The state’s chief of schools is asking Gov. Scott Walker and Republican lawmakers to send millions to rural schools so they can keep their teachers.
As part of State Superintendent Tony Evers’ $13.6 billion request for the 2017-19 biennium, Evers would direct $5.5 million in the 2018-19 school year to provide schools in rural areas with money to give their teachers retention grants, or $750 per full-time teacher.
Evers first floated the idea in September, saying the money would help to “level the playing field” among school districts by giving extra money to schools in rural areas that have trouble matching salaries offered by wealthier districts.
The grants would be for teacher compensation and tuition reimbursement, the budget request said.
Since Walker and Republicans passed the collective bargaining measure known as Act 10, school districts have been able to abandon salary schedules usually included in contracts with teachers unions.
One result has been wealthier districts having a greater ability to offer compensation packages that include regular bonuses or paying moving expenses to teachers licensed in hard-to-fill subject areas, regardless of their experience or education level.
“We are reviewing the request and appreciate Dr. Evers’ proposal,” said Tom Evenson, a spokesman for Walker. “Governor Walker is committed to investing more to help every child succeed.”
Evers’ budget request notes teachers in rural areas are less likely to have advanced degrees and more likely to be teaching students living in poverty. Students living in rural districts also have performed more poorly than students living in urban and suburban areas.
Rural districts compete with urban and suburban districts for teachers facing the obstacles of not being able to offer high pay, being located in isolated areas, requiring teachers to cover multiple subjects and not being able to offer a lot of training opportunities, the request said.
“In future years, these barriers will be further exacerbated by declining enrollment in rural districts and the overall decrease in the number of college students entering teacher education programs,” the request said.
Overall, Evers is seeking about a $707 million increase in spending including a $525 million increase in general school aid and other changes that would make up a funding formula overhaul. The request seeks a 2.7 percent increase in overall spending in the 2017-18 school year and a 5.4 percent increase in the 2018-19 school year.
Changing the funding formula
The request marks the fourth time Evers has asked the Legislature to change the state’s funding formula.
Part of the overhaul would eliminate a special funding stream to pay for students living in high poverty and factor more money into the main funding formula for the same purpose.

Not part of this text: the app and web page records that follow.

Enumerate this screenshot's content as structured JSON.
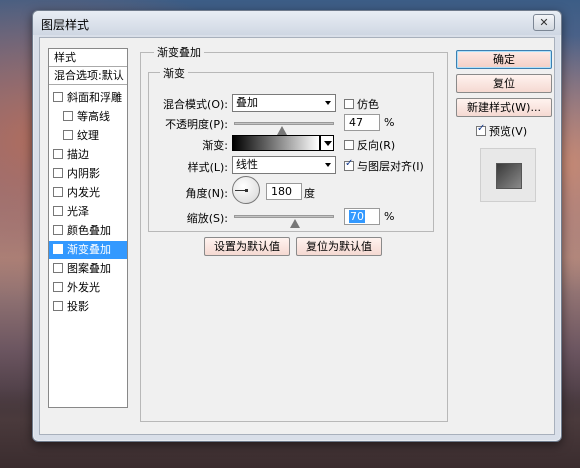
{
  "window": {
    "title": "图层样式",
    "close_label": "✕"
  },
  "sidebar": {
    "header": "样式",
    "subheader": "混合选项:默认",
    "items": [
      {
        "label": "斜面和浮雕",
        "checked": false,
        "sub": false
      },
      {
        "label": "等高线",
        "checked": false,
        "sub": true
      },
      {
        "label": "纹理",
        "checked": false,
        "sub": true
      },
      {
        "label": "描边",
        "checked": false,
        "sub": false
      },
      {
        "label": "内阴影",
        "checked": false,
        "sub": false
      },
      {
        "label": "内发光",
        "checked": false,
        "sub": false
      },
      {
        "label": "光泽",
        "checked": false,
        "sub": false
      },
      {
        "label": "颜色叠加",
        "checked": false,
        "sub": false
      },
      {
        "label": "渐变叠加",
        "checked": true,
        "sub": false,
        "selected": true
      },
      {
        "label": "图案叠加",
        "checked": false,
        "sub": false
      },
      {
        "label": "外发光",
        "checked": false,
        "sub": false
      },
      {
        "label": "投影",
        "checked": false,
        "sub": false
      }
    ]
  },
  "panel": {
    "section_title": "渐变叠加",
    "group_title": "渐变",
    "blend_mode_label": "混合模式(O):",
    "blend_mode_value": "叠加",
    "dither_label": "仿色",
    "opacity_label": "不透明度(P):",
    "opacity_value": "47",
    "opacity_unit": "%",
    "gradient_label": "渐变:",
    "reverse_label": "反向(R)",
    "style_label": "样式(L):",
    "style_value": "线性",
    "align_label": "与图层对齐(I)",
    "angle_label": "角度(N):",
    "angle_value": "180",
    "angle_unit": "度",
    "scale_label": "缩放(S):",
    "scale_value": "70",
    "scale_unit": "%",
    "make_default_label": "设置为默认值",
    "reset_default_label": "复位为默认值",
    "dither_checked": false,
    "reverse_checked": false,
    "align_checked": true,
    "opacity_level": 47,
    "scale_level": 70
  },
  "buttons": {
    "ok": "确定",
    "reset": "复位",
    "new_style": "新建样式(W)...",
    "preview_label": "预览(V)",
    "preview_checked": true
  }
}
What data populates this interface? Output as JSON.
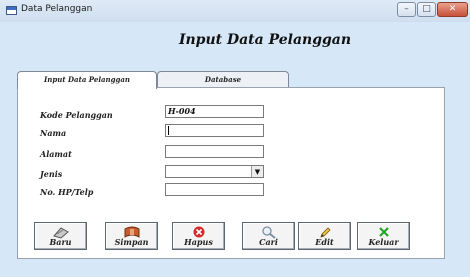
{
  "window": {
    "title": "Data Pelanggan",
    "controls": {
      "minimize": "–",
      "maximize": "□",
      "close": "✕"
    }
  },
  "form": {
    "heading": "Input Data Pelanggan",
    "tabs": [
      {
        "label": "Input Data Pelanggan",
        "active": true
      },
      {
        "label": "Database",
        "active": false
      }
    ],
    "fields": {
      "kode": {
        "label": "Kode Pelanggan",
        "value": "H-004"
      },
      "nama": {
        "label": "Nama",
        "value": ""
      },
      "alamat": {
        "label": "Alamat",
        "value": ""
      },
      "jenis": {
        "label": "Jenis",
        "value": ""
      },
      "telp": {
        "label": "No. HP/Telp",
        "value": ""
      }
    }
  },
  "buttons": [
    {
      "label": "Baru",
      "icon": "new-icon"
    },
    {
      "label": "Simpan",
      "icon": "save-icon"
    },
    {
      "label": "Hapus",
      "icon": "delete-icon"
    },
    {
      "label": "Cari",
      "icon": "search-icon"
    },
    {
      "label": "Edit",
      "icon": "pencil-icon"
    },
    {
      "label": "Keluar",
      "icon": "exit-icon"
    }
  ],
  "colors": {
    "window_bg": "#d6e7f8",
    "panel_bg": "#ffffff",
    "delete_red": "#d42a2a",
    "exit_green": "#26a626"
  }
}
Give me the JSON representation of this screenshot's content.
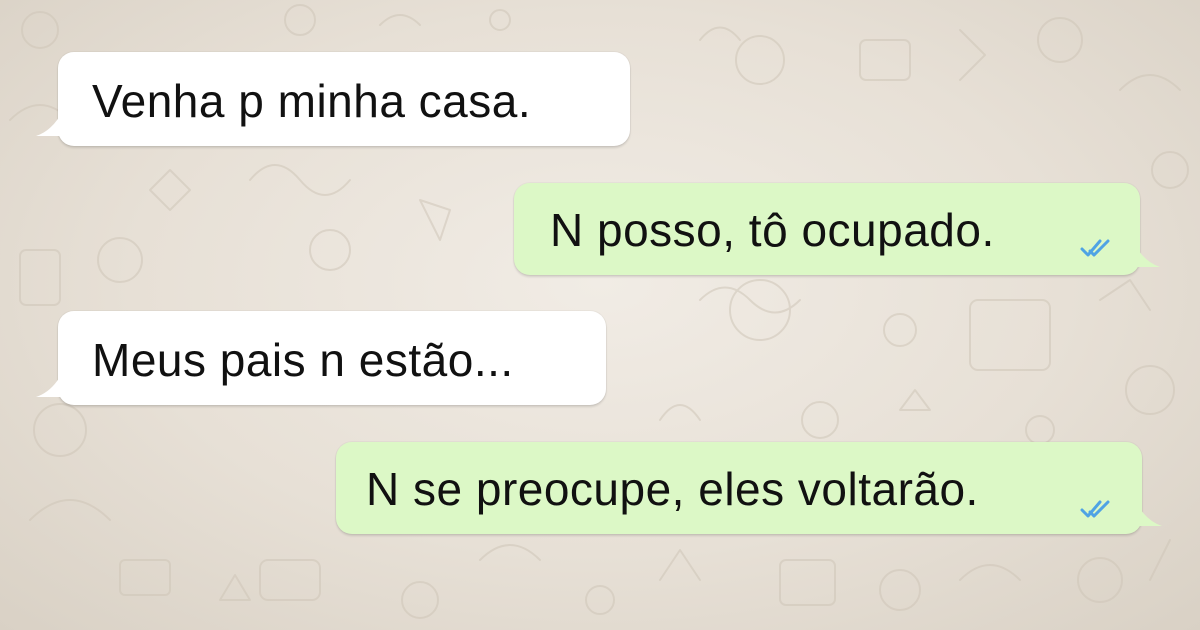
{
  "colors": {
    "incoming_bubble": "#ffffff",
    "outgoing_bubble": "#dcf8c6",
    "read_ticks": "#4fa3e4",
    "wallpaper": "#ece5dd"
  },
  "messages": [
    {
      "direction": "incoming",
      "text": "Venha p minha casa."
    },
    {
      "direction": "outgoing",
      "text": "N posso, tô ocupado.",
      "status": "read",
      "status_icon": "double-check-icon"
    },
    {
      "direction": "incoming",
      "text": "Meus pais n estão..."
    },
    {
      "direction": "outgoing",
      "text": "N se preocupe, eles voltarão.",
      "status": "read",
      "status_icon": "double-check-icon"
    }
  ]
}
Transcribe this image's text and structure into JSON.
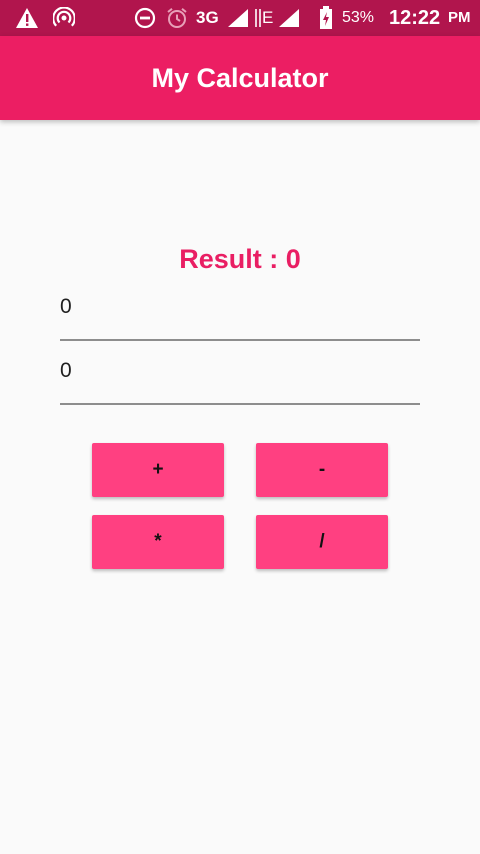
{
  "status_bar": {
    "network_type": "3G",
    "network_type_2": "E",
    "battery_percent": "53%",
    "time": "12:22",
    "time_suffix": "PM",
    "icons": [
      "warning-icon",
      "hotspot-icon",
      "do-not-disturb-icon",
      "alarm-icon",
      "signal-icon",
      "signal-icon-2",
      "battery-charging-icon"
    ]
  },
  "app_bar": {
    "title": "My Calculator"
  },
  "main": {
    "result_text": "Result : 0",
    "input_1_value": "0",
    "input_2_value": "0",
    "buttons": {
      "add_label": "+",
      "subtract_label": "-",
      "multiply_label": "*",
      "divide_label": "/"
    }
  },
  "colors": {
    "status_bar": "#b1154d",
    "primary": "#ec1e63",
    "accent": "#ff4081",
    "result_text": "#e91e63",
    "background": "#fafafa"
  }
}
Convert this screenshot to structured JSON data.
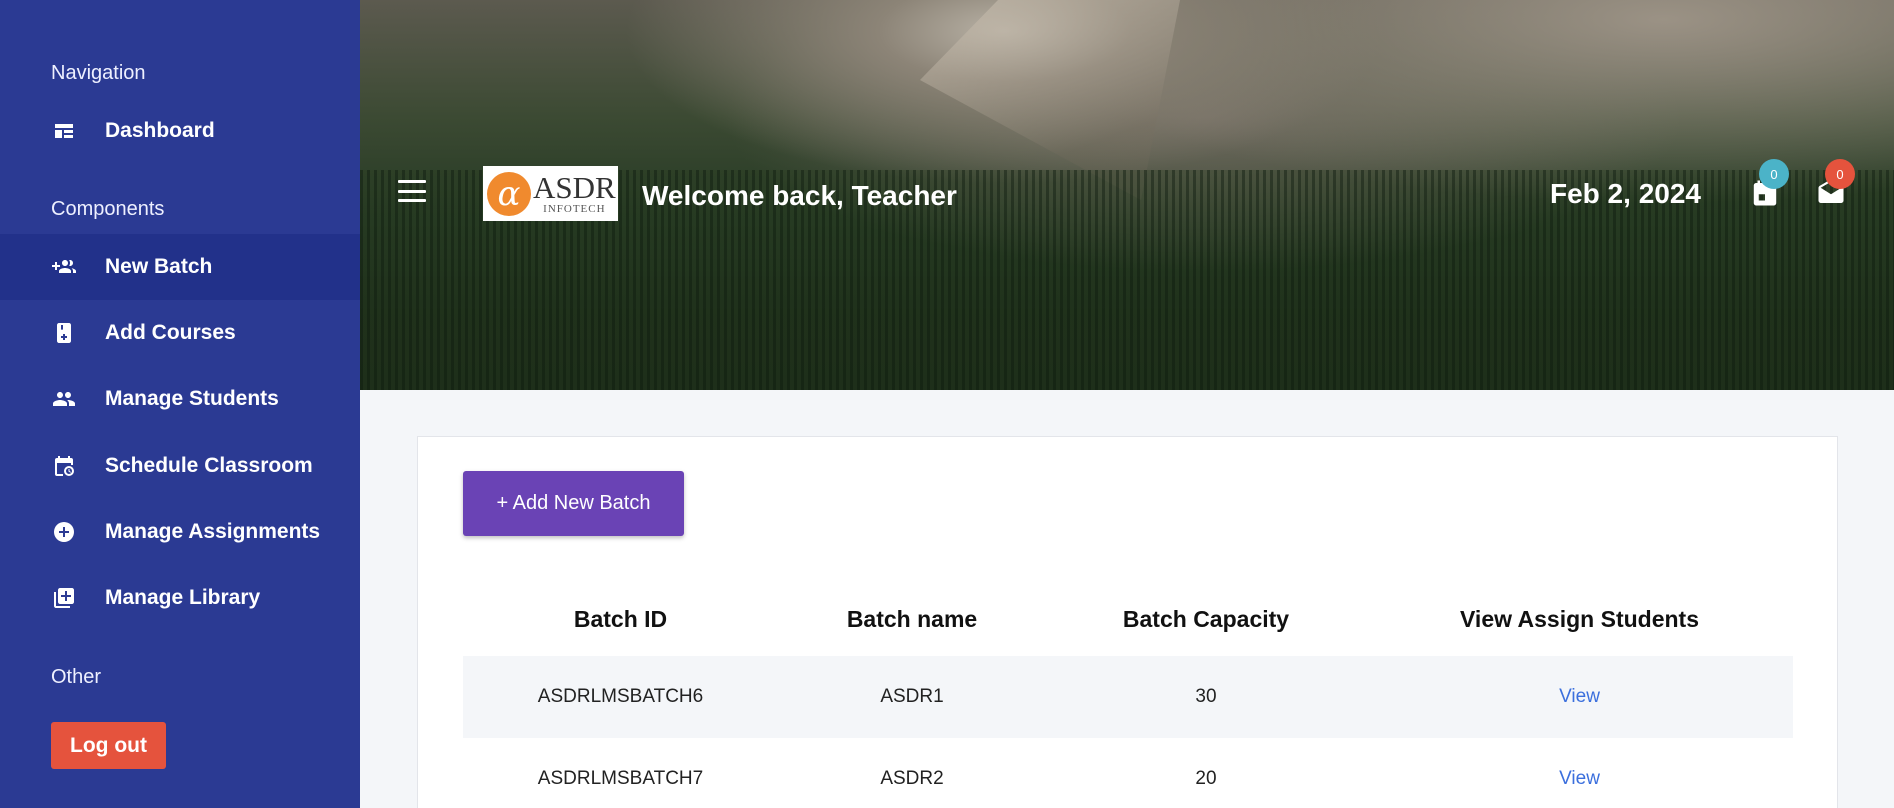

The budget also asks for increases in state-imposed revenue caps and would set a minimum amount of money the state sends to schools, regardless of how wealthy a district is. Each district would get a minimum of $3,000 per student under the request.
Twenty school districts won’t get general state aid in the 2016-17 school year because of the high property wealth in the district, according to DPI.
The same proposals have been rejected in three previous state budgets since they were first introduced by Evers in 2010.
But the Republican lawmakers who control the Legislature and Walker have signaled a shift in attitude toward K-12 funding, which was significantly cut in Walker’s first budget and virtually held flat in the last budget. Walker has repeatedly said this year that more money must be invested in K-12 schools.
Senate Majority Leader Scott Fitzgerald, R-Juneau, said last week that K-12 funding will likely be a priority in the upcoming budget.
A spokeswoman for Fitzgerald said Tuesday he is still reviewing the proposal.
“In future years, these barriers will be further exacerbated by declining enrollment in rural districts and the overall decrease in the number of college students entering teacher education programs.” Tony Evers,
state schools superintendent